Sexual assault trial of former Canadian radio host begins
Feb. 02, 2016
TORONTO (AP) — The first witness at the sexual assault trial of a former Canadian Broadcast Corp. radio host testified Monday that he was charming before he suddenly went into a rage, pulling her hair and punching her, 13 years ago.
Jian Ghomeshi has pleaded not guilty to four counts of sexual assault and one count of choking. He has said he had consensual "rough sex" with women. He is the former host of "Q," a popular radio show on culture that was heard across Canada and on many public stations in the U.S.
Police launched an investigation in 2014 after nine women contacted various media sources to report incidents of assault and sexual assault involving Ghomeshi. The allegations rocked Canada's vaunted public broadcaster
The trial began Monday, and the name of the first witness is subject to a publication ban. She said she met Ghomeshi in late 2002 while she was a server at a CBC party and then went to a taping of his then-television show "Play." After going for a drink she said he took her to his yellow Volkswagen Beetle where after kissing her he pulled her hair violently for two to three seconds.
Despite that, she said, she went to two more tapings of his show and accepted an invitation to his home. She said after kissing him he pulled her hair again, yanked her to her knees and punched her on the side of the head. She said her ears were ringing and she was terrified.
"He didn't apologize, he didn't ask if I was OK," she testified. "He threw me out like trash."

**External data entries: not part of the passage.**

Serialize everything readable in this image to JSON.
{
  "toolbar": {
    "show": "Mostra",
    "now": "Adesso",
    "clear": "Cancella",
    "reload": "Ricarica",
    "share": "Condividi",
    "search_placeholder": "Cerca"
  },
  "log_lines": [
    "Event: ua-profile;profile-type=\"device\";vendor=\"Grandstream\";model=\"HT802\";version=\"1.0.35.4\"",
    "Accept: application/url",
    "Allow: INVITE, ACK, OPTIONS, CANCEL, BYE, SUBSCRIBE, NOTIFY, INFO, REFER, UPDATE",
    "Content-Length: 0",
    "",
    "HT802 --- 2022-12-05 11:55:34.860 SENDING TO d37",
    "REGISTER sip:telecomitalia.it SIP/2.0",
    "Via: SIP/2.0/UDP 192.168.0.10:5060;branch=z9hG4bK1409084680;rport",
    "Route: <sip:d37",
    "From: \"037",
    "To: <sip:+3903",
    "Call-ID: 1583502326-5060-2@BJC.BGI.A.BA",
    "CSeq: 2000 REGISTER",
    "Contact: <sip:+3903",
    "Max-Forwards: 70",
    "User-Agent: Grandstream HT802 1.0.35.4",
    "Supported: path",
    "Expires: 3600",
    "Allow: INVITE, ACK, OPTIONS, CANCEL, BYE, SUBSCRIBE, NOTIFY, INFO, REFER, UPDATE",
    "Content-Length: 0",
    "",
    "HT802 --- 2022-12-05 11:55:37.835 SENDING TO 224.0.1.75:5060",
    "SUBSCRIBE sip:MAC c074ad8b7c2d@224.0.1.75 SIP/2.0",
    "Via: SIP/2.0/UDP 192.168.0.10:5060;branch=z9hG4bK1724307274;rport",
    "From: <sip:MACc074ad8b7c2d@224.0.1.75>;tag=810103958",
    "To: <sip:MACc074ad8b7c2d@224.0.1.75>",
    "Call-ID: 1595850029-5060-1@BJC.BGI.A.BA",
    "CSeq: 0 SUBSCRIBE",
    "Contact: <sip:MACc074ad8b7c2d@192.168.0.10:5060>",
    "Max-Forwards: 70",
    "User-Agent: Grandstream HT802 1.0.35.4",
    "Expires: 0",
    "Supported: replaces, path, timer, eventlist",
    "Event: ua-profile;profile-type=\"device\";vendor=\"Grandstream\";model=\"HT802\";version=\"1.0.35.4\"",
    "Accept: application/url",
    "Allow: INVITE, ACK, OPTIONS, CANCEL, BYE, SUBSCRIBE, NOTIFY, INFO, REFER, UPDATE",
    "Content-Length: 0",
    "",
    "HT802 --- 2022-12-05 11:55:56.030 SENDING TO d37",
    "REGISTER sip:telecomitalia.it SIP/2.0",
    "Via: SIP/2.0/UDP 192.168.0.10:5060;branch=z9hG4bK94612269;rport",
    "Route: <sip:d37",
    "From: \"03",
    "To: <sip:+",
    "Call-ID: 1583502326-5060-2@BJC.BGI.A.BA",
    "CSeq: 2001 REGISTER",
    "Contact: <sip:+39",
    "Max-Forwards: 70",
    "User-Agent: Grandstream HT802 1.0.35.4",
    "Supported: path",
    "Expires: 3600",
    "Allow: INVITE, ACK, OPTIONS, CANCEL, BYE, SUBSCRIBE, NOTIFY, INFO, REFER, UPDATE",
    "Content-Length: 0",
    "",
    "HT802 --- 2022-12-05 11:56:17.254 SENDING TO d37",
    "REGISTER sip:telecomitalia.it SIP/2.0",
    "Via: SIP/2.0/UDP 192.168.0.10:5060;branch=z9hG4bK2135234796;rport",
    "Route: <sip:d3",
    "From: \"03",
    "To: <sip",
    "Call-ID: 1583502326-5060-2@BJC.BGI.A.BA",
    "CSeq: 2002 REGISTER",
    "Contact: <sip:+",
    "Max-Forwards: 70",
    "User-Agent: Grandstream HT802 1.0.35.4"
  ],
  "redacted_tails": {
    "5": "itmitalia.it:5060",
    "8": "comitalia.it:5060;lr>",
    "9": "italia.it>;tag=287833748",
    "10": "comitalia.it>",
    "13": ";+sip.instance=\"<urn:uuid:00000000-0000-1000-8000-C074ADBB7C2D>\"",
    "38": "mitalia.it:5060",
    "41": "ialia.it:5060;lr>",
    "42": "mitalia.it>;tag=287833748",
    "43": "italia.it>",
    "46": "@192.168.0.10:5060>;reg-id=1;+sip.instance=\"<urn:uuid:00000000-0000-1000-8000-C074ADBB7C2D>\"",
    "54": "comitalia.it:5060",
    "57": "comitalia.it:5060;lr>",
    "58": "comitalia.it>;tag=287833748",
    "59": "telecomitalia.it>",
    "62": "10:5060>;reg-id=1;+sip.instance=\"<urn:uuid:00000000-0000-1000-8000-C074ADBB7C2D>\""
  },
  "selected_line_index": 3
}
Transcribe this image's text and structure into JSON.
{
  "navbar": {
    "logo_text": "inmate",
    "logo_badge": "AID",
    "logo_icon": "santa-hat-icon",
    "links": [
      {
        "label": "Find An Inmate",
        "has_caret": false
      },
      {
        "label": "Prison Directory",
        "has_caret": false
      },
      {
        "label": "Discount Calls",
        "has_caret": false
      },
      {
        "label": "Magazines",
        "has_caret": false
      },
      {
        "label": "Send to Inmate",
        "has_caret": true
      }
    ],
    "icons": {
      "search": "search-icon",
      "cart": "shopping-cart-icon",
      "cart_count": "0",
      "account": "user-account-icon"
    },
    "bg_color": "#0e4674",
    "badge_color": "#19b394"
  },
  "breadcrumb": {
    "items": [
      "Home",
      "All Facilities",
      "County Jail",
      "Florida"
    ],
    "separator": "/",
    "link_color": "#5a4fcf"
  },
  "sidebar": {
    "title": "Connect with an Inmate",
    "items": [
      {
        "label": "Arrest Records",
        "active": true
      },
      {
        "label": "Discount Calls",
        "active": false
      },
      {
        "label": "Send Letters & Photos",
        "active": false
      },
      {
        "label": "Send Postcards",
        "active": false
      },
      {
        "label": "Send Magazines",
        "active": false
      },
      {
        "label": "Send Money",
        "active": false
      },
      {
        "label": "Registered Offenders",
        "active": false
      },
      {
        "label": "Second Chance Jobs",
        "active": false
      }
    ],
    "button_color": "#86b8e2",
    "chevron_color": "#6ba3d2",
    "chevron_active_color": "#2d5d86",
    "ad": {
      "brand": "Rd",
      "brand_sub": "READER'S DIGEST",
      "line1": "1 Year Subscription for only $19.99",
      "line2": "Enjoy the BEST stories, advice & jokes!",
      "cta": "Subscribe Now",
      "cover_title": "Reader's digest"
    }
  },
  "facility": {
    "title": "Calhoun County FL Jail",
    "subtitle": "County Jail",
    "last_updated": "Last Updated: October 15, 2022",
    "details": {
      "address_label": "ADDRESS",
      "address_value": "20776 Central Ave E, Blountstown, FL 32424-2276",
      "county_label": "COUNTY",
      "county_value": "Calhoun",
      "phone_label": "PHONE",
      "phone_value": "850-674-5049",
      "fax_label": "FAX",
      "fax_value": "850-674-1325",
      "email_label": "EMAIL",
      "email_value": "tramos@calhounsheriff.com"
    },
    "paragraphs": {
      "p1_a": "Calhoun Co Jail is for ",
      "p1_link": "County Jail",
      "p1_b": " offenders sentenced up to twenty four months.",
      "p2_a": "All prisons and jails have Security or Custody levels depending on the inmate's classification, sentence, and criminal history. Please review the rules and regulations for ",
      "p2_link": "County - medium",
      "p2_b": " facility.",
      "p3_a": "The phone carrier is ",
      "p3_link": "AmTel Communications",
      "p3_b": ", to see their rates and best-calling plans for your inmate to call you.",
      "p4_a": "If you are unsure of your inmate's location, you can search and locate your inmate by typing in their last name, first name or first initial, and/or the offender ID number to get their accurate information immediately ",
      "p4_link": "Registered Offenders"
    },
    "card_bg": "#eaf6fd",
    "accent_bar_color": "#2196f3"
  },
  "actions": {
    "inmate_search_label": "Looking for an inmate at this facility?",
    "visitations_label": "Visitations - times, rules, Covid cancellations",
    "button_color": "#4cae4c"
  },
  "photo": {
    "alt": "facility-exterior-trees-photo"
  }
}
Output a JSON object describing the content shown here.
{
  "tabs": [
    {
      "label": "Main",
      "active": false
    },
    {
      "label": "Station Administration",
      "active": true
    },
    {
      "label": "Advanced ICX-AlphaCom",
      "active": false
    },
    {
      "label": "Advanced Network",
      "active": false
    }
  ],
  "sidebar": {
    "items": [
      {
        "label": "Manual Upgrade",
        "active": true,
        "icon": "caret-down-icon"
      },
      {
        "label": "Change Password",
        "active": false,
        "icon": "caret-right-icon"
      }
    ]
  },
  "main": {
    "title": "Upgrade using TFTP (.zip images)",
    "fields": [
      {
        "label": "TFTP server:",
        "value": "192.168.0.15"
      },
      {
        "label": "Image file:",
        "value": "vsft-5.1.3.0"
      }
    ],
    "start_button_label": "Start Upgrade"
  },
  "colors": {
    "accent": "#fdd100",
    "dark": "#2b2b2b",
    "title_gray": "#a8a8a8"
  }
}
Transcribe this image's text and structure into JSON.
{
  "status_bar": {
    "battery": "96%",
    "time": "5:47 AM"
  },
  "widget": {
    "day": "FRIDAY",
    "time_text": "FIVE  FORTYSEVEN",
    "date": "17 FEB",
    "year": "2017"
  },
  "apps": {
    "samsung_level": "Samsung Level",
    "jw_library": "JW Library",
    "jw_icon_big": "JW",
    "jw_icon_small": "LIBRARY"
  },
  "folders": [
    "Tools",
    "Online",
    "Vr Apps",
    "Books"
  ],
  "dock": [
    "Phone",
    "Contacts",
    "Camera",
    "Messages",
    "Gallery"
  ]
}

She said she didn't go to the police at the time because she didn't know that she could and didn't think anyone would listen. She said she went to the police more than a decade later, after police encouraged women to come forward.
In her cross examination, Marie Henein, Ghomeshi's lawyer, questioned why she didn't go police right away and went over media interviews, police interviews and testimony and raised inconsistent details. Henein said Ghomeshi didn't own a VW Beetle at the time.
"What I saw was what I saw," the woman responded. "It looked like that to me."
The woman, then a 41-year-old mother who worked part time jobs as a server and makeup artist, said she never saw Ghomeshi again after the second incident.
Ghomeshi, who first gained fame as a member of the 1990s satirical pop band Moxy Fruvous, previously defended his actions in a 1,500-word statement on Facebook, saying women consented to having "rough sex" and that he's the victim of a disgruntled ex-girlfriend. The CBC fired him.
One of the women who contacted police was actress Lucy DeCoutere, a star of the long-running TV and film series "Trailer Park Boys." DeCoutere was the first woman to speak on the record about her allegations against Ghomeshi. DeCoutere said she went on a date with him and alleges that when they returned to his home, he pressed her up against a wall, choked her and slapped her across the face several times.
The trial resumes Tuesday.